The cause was complications of pneumonia, his nephew Burr Steers told the New York Times. As the Times writes:
"He published some 25 novels, two memoirs and several volumes of stylish, magisterial essays. He also wrote plays, television dramas, and screenplays. For a while he was even a contract writer at MGM. And he could always be counted on for a spur-of-the-moment aphorism, putdown or sharply worded critique of American foreign policy."
In 2006, Michael Musto interviewed Gore for Out, and he explained: "I'm not a quiet little writer waiting to be recognized, all tremulous. I'm most pugnacious."
He once called himself "the gentleman bitch" of American letters and described himself as a man without qualities. "I am exactly as I appear. There is no warm, lovable person inside.

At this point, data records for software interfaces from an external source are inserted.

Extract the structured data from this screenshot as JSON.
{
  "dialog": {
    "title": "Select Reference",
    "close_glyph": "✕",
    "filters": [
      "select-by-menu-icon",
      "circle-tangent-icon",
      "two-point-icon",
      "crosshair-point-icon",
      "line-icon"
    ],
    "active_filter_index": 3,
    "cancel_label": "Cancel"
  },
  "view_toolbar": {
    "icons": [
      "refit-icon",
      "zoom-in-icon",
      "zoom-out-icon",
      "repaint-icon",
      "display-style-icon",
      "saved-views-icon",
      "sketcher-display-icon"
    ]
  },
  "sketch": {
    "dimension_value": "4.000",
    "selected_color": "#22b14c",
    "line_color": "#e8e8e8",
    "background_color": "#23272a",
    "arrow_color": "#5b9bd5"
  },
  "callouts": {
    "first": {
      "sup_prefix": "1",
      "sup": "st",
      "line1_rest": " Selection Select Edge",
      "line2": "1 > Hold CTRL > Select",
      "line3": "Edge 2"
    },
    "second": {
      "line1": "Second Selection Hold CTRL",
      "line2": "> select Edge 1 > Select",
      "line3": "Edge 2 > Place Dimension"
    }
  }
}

Beneath my cold exterior, once you break the ice, you find cold water."
Vidal often defended that most human were bisexual and he didn't like using the term "gay." He claimed in his memoir Palimpsest that, by the time he was 25, he already had more than 1,000 sexual encounters with both men and women. Howard Austen was his live-in companion for 53, but he claimed that they never slept together.
He published The City and the Pillar in 1948, about a handsome young Virginia athlete who discovers he's homosexual. It caused a scandal at the time and was considered pornographic. Although he wrote many historical books—including Burr and Lincoln—many in the gay community will remember him for works such as Myra Breckenridge, which was made into a movie starring Rex Reed, Raquel Welch, and Mae West, but suffered at the box office. Gore Vidal's The Best Man is currently on Broadway and has already been extended through September 9.